This is a good response to “surprise”, like the surprise of my opponent’s 2 outer spiking the river, because it’s very disheartening for a puny human mind to admit that we have no control over the future. Although we can anticipate a possible set of outcomes from the position we are in, (applicable to life and poker) we cannot say exactly what will happen, so the sense of “creeping determinism” is a nice psychological analgesic to the pain of not always being master of our own immediate destiny.
This bias is dangerous to my poker game because it supports my Negativity Bias in the impression that I can predict the outcome of the cards, which no poker player can do (thankfully) and will cause me to make increasingly poor decisions.

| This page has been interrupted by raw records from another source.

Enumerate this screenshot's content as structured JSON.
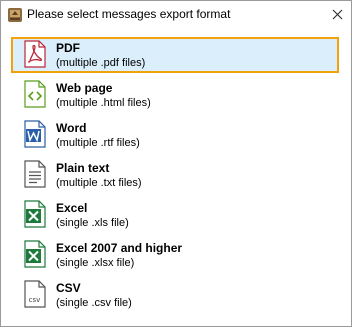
{
  "window": {
    "title": "Please select messages export format",
    "close_glyph": "✕"
  },
  "formats": [
    {
      "label": "PDF",
      "description": "(multiple .pdf files)",
      "icon": "pdf-file-icon",
      "selected": true
    },
    {
      "label": "Web page",
      "description": "(multiple .html files)",
      "icon": "html-file-icon",
      "selected": false
    },
    {
      "label": "Word",
      "description": "(multiple .rtf files)",
      "icon": "word-file-icon",
      "selected": false
    },
    {
      "label": "Plain text",
      "description": "(multiple .txt files)",
      "icon": "text-file-icon",
      "selected": false
    },
    {
      "label": "Excel",
      "description": "(single .xls file)",
      "icon": "excel-file-icon",
      "selected": false
    },
    {
      "label": "Excel 2007 and higher",
      "description": "(single .xlsx file)",
      "icon": "excel-xlsx-file-icon",
      "selected": false
    },
    {
      "label": "CSV",
      "description": "(single .csv file)",
      "icon": "csv-file-icon",
      "selected": false,
      "icon_text": "csv"
    }
  ],
  "colors": {
    "selection_border": "#f0a30a",
    "selection_fill": "#dbeefb",
    "pdf": "#b8283a",
    "html": "#5a9e1c",
    "word": "#2a5ea8",
    "excel": "#1e7a3c",
    "text": "#555555"
  }
}
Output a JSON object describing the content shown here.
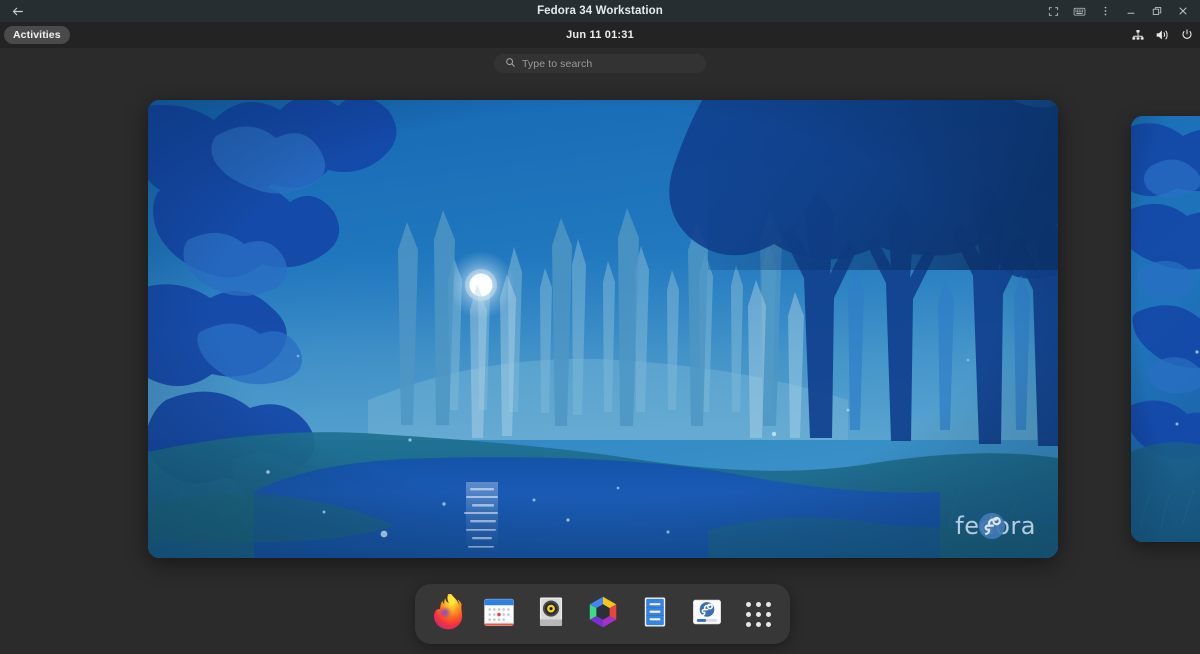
{
  "window": {
    "title": "Fedora 34 Workstation",
    "back_icon": "back-arrow-icon",
    "controls": [
      {
        "name": "fullscreen-button",
        "icon": "fullscreen-icon",
        "label": "Fullscreen"
      },
      {
        "name": "keyboard-button",
        "icon": "keyboard-icon",
        "label": "Keyboard"
      },
      {
        "name": "more-options-button",
        "icon": "kebab-menu-icon",
        "label": "More options"
      },
      {
        "name": "minimize-button",
        "icon": "minimize-icon",
        "label": "Minimize"
      },
      {
        "name": "restore-button",
        "icon": "restore-icon",
        "label": "Restore"
      },
      {
        "name": "close-button",
        "icon": "close-icon",
        "label": "Close"
      }
    ]
  },
  "topbar": {
    "activities_label": "Activities",
    "clock": "Jun 11  01:31",
    "tray": [
      {
        "name": "network-wired-icon",
        "label": "Wired network"
      },
      {
        "name": "volume-icon",
        "label": "Volume"
      },
      {
        "name": "power-icon",
        "label": "Power"
      }
    ]
  },
  "search": {
    "placeholder": "Type to search",
    "value": "",
    "icon": "search-icon"
  },
  "workspaces": [
    {
      "name": "workspace-1",
      "active": true,
      "wallpaper": "fedora-34-forest-night"
    },
    {
      "name": "workspace-2",
      "active": false,
      "wallpaper": "fedora-34-forest-night"
    }
  ],
  "wallpaper": {
    "watermark_text": "fedora",
    "logo_icon": "fedora-logo-icon"
  },
  "dock": {
    "items": [
      {
        "name": "dock-item-firefox",
        "label": "Firefox",
        "icon": "firefox-icon"
      },
      {
        "name": "dock-item-calendar",
        "label": "Calendar",
        "icon": "calendar-icon"
      },
      {
        "name": "dock-item-rhythmbox",
        "label": "Rhythmbox",
        "icon": "rhythmbox-icon"
      },
      {
        "name": "dock-item-photos",
        "label": "Photos",
        "icon": "photos-icon"
      },
      {
        "name": "dock-item-files",
        "label": "Files",
        "icon": "files-icon"
      },
      {
        "name": "dock-item-software",
        "label": "Software",
        "icon": "software-icon"
      },
      {
        "name": "dock-item-show-apps",
        "label": "Show Applications",
        "icon": "apps-grid-icon"
      }
    ]
  },
  "colors": {
    "titlebar_bg": "#262e32",
    "topbar_bg": "#232323",
    "desktop_bg": "#2b2b2b",
    "dock_bg": "#373737",
    "accent_blue": "#1d6bb5",
    "fedora_blue": "#294172"
  }
}
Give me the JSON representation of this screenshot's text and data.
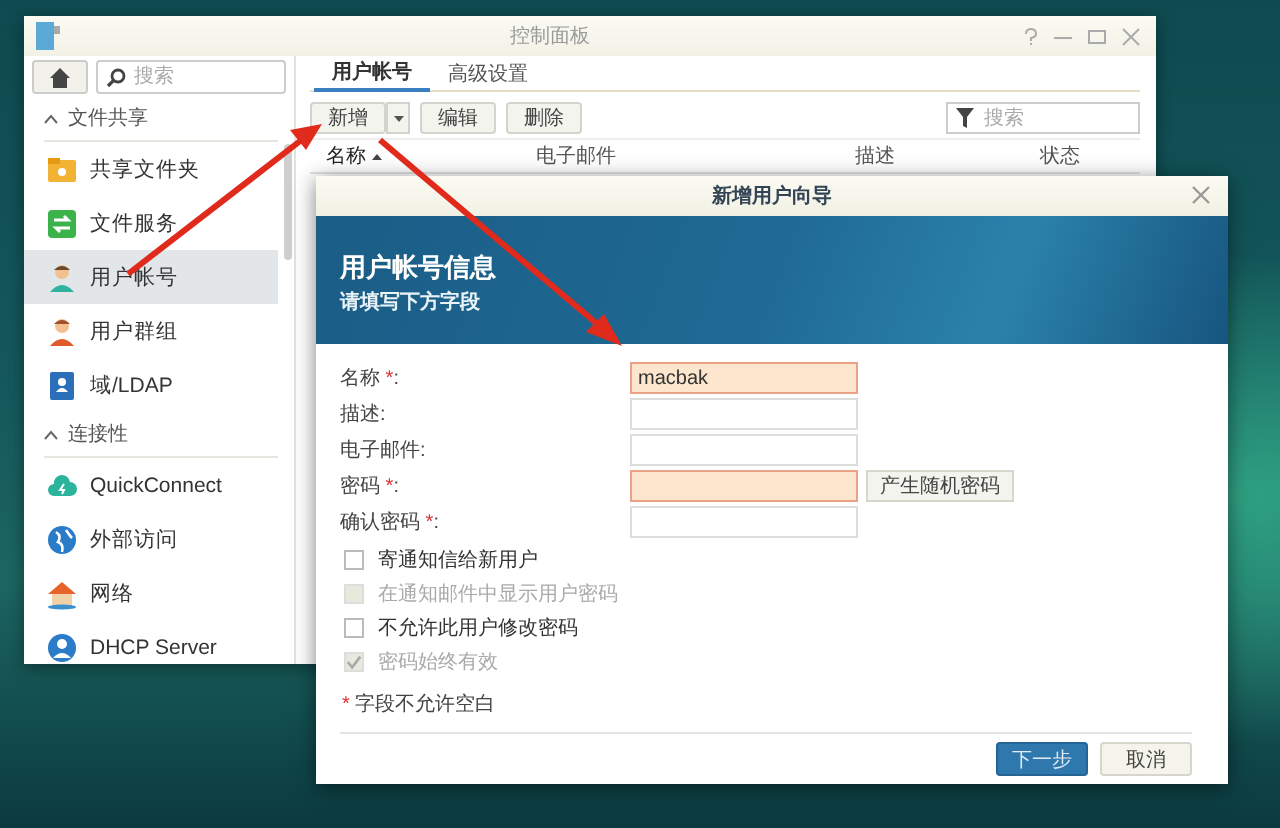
{
  "window": {
    "title": "控制面板"
  },
  "sidebar": {
    "search": {
      "placeholder": "搜索"
    },
    "sections": [
      {
        "label": "文件共享",
        "expanded": true,
        "items": [
          {
            "label": "共享文件夹",
            "selected": false
          },
          {
            "label": "文件服务",
            "selected": false
          },
          {
            "label": "用户帐号",
            "selected": true
          },
          {
            "label": "用户群组",
            "selected": false
          },
          {
            "label": "域/LDAP",
            "selected": false
          }
        ]
      },
      {
        "label": "连接性",
        "expanded": true,
        "items": [
          {
            "label": "QuickConnect",
            "selected": false
          },
          {
            "label": "外部访问",
            "selected": false
          },
          {
            "label": "网络",
            "selected": false
          },
          {
            "label": "DHCP Server",
            "selected": false
          }
        ]
      }
    ]
  },
  "tabs": [
    {
      "label": "用户帐号",
      "selected": true
    },
    {
      "label": "高级设置",
      "selected": false
    }
  ],
  "toolbar": {
    "buttons": [
      "新增",
      "编辑",
      "删除"
    ],
    "search": {
      "placeholder": "搜索"
    }
  },
  "table": {
    "columns": [
      {
        "label": "名称",
        "sorted": true
      },
      {
        "label": "电子邮件",
        "sorted": false
      },
      {
        "label": "描述",
        "sorted": false
      },
      {
        "label": "状态",
        "sorted": false
      }
    ]
  },
  "dialog": {
    "title": "新增用户向导",
    "banner": {
      "title": "用户帐号信息",
      "subtitle": "请填写下方字段"
    },
    "fields": [
      {
        "label": "名称",
        "mark": "*",
        "suffix": ":",
        "value": "macbak",
        "highlighted": true
      },
      {
        "label": "描述:",
        "highlighted": false
      },
      {
        "label": "电子邮件:",
        "highlighted": false
      },
      {
        "label": "密码",
        "mark": "*",
        "suffix": ":",
        "highlighted": true,
        "button": "产生随机密码"
      },
      {
        "label": "确认密码",
        "mark": "*",
        "suffix": ":",
        "highlighted": false
      }
    ],
    "checkboxes": [
      {
        "label": "寄通知信给新用户",
        "checked": false,
        "disabled": false
      },
      {
        "label": "在通知邮件中显示用户密码",
        "checked": false,
        "disabled": true
      },
      {
        "label": "不允许此用户修改密码",
        "checked": false,
        "disabled": false
      },
      {
        "label": "密码始终有效",
        "checked": true,
        "disabled": true
      }
    ],
    "note": {
      "mark": "*",
      "text": "字段不允许空白"
    },
    "buttons": [
      {
        "label": "下一步",
        "kind": "primary"
      },
      {
        "label": "取消",
        "kind": "secondary"
      }
    ]
  }
}
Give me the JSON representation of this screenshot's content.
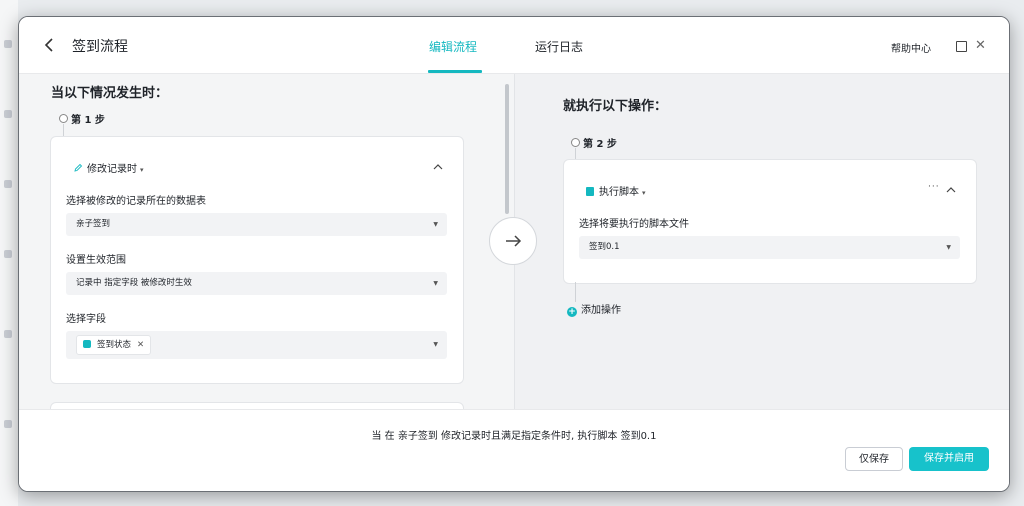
{
  "header": {
    "title": "签到流程",
    "tabs": [
      {
        "label": "编辑流程",
        "active": true
      },
      {
        "label": "运行日志",
        "active": false
      }
    ],
    "help_label": "帮助中心"
  },
  "trigger": {
    "section_title": "当以下情况发生时：",
    "step_label": "第 1 步",
    "type_label": "修改记录时",
    "table_field_label": "选择被修改的记录所在的数据表",
    "table_value": "亲子签到",
    "scope_field_label": "设置生效范围",
    "scope_value": "记录中 指定字段 被修改时生效",
    "field_select_label": "选择字段",
    "selected_field_tag": "签到状态"
  },
  "action": {
    "section_title": "就执行以下操作：",
    "step_label": "第 2 步",
    "type_label": "执行脚本",
    "script_field_label": "选择将要执行的脚本文件",
    "script_value": "签到0.1",
    "more_label": "···",
    "add_operation_label": "添加操作"
  },
  "footer": {
    "summary": "当 在 亲子签到 修改记录时且满足指定条件时, 执行脚本 签到0.1",
    "save_only_label": "仅保存",
    "save_enable_label": "保存并启用"
  },
  "colors": {
    "accent": "#14b8c0",
    "primary_button": "#17c2cb"
  },
  "icons": [
    "back-icon",
    "maximize-icon",
    "close-icon",
    "edit-icon",
    "chevron-up-icon",
    "arrow-right-icon",
    "script-icon",
    "plus-icon",
    "field-type-icon"
  ]
}
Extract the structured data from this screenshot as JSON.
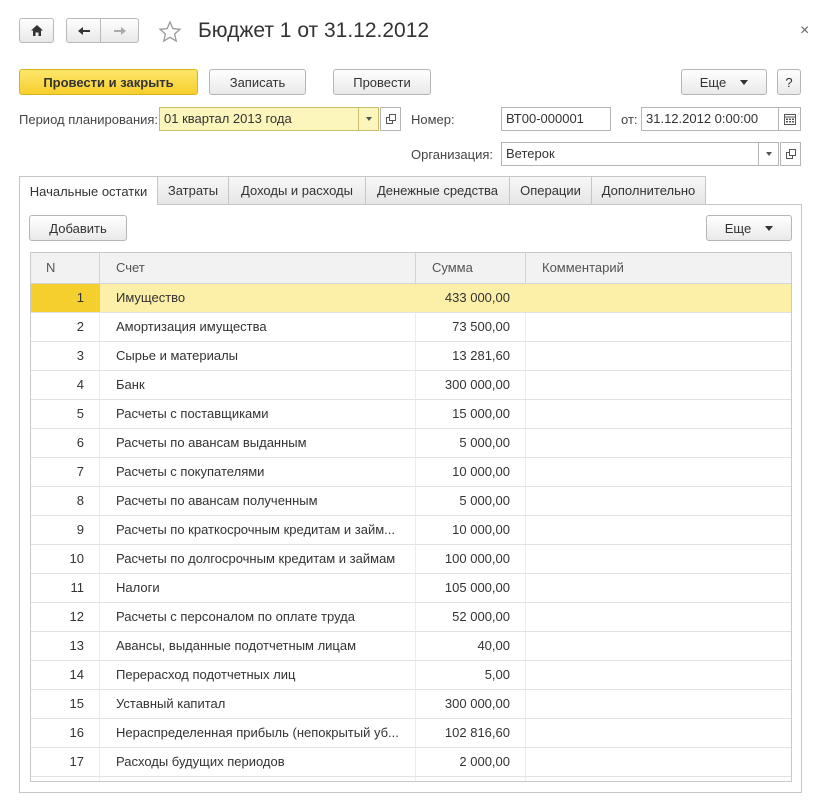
{
  "window": {
    "title": "Бюджет 1 от 31.12.2012",
    "close_glyph": "×"
  },
  "toolbar": {
    "post_close_label": "Провести и закрыть",
    "save_label": "Записать",
    "post_label": "Провести",
    "more_label": "Еще",
    "help_label": "?"
  },
  "header": {
    "period_label": "Период планирования:",
    "period_value": "01 квартал 2013 года",
    "number_label": "Номер:",
    "number_value": "ВТ00-000001",
    "date_label": "от:",
    "date_value": "31.12.2012  0:00:00",
    "org_label": "Организация:",
    "org_value": "Ветерок"
  },
  "tabs": [
    {
      "label": "Начальные остатки",
      "active": true
    },
    {
      "label": "Затраты"
    },
    {
      "label": "Доходы и расходы"
    },
    {
      "label": "Денежные средства"
    },
    {
      "label": "Операции"
    },
    {
      "label": "Дополнительно"
    }
  ],
  "tab_toolbar": {
    "add_label": "Добавить",
    "more_label": "Еще"
  },
  "table": {
    "columns": [
      "N",
      "Счет",
      "Сумма",
      "Комментарий"
    ],
    "rows": [
      {
        "n": "1",
        "account": "Имущество",
        "sum": "433 000,00",
        "comment": ""
      },
      {
        "n": "2",
        "account": "Амортизация имущества",
        "sum": "73 500,00",
        "comment": ""
      },
      {
        "n": "3",
        "account": "Сырье и материалы",
        "sum": "13 281,60",
        "comment": ""
      },
      {
        "n": "4",
        "account": "Банк",
        "sum": "300 000,00",
        "comment": ""
      },
      {
        "n": "5",
        "account": "Расчеты с поставщиками",
        "sum": "15 000,00",
        "comment": ""
      },
      {
        "n": "6",
        "account": "Расчеты по авансам выданным",
        "sum": "5 000,00",
        "comment": ""
      },
      {
        "n": "7",
        "account": "Расчеты с покупателями",
        "sum": "10 000,00",
        "comment": ""
      },
      {
        "n": "8",
        "account": "Расчеты по авансам полученным",
        "sum": "5 000,00",
        "comment": ""
      },
      {
        "n": "9",
        "account": "Расчеты по краткосрочным кредитам и займ...",
        "sum": "10 000,00",
        "comment": ""
      },
      {
        "n": "10",
        "account": "Расчеты по долгосрочным кредитам и займам",
        "sum": "100 000,00",
        "comment": ""
      },
      {
        "n": "11",
        "account": "Налоги",
        "sum": "105 000,00",
        "comment": ""
      },
      {
        "n": "12",
        "account": "Расчеты с персоналом по оплате труда",
        "sum": "52 000,00",
        "comment": ""
      },
      {
        "n": "13",
        "account": "Авансы, выданные подотчетным лицам",
        "sum": "40,00",
        "comment": ""
      },
      {
        "n": "14",
        "account": "Перерасход подотчетных лиц",
        "sum": "5,00",
        "comment": ""
      },
      {
        "n": "15",
        "account": "Уставный капитал",
        "sum": "300 000,00",
        "comment": ""
      },
      {
        "n": "16",
        "account": "Нераспределенная прибыль (непокрытый уб...",
        "sum": "102 816,60",
        "comment": ""
      },
      {
        "n": "17",
        "account": "Расходы будущих периодов",
        "sum": "2 000,00",
        "comment": ""
      }
    ]
  },
  "colors": {
    "accent_yellow": "#f7cf2c",
    "selected_row": "#fcf0a8",
    "input_highlight": "#fcf6bd"
  }
}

There are many potential cognitive biases, and I am sure more than I have identified are affecting my poker game in more ways than I could ever understand. What I have learned is that when I’m studying poker, it’s not just maths and game theory that I need to examine; poker is a psychological game, and understanding even a small part of my own brain and its many clever operations will always be helpful.
I know some players, probably very few, will find the idea of their brain playing these tricks on them quite alien; there are people who are so coldly and brilliantly logical, they were meant to be the best poker players in the world.
I’m not one of them, and as a result, I have skills that people like that will no-doubt envy in other areas of life. I can work to re-train my brain for better use at the poker table, and enjoy the fact that not all poker study has to involve wading through pages of equations that make my eyes bleed.
Once I understand the tricks of my brain, I can stop being fooled by them so often, and the more control I have over my monkey brain, the better my game and my win rate will be; at least I know that when it comes to poker, facts beat feels every single time.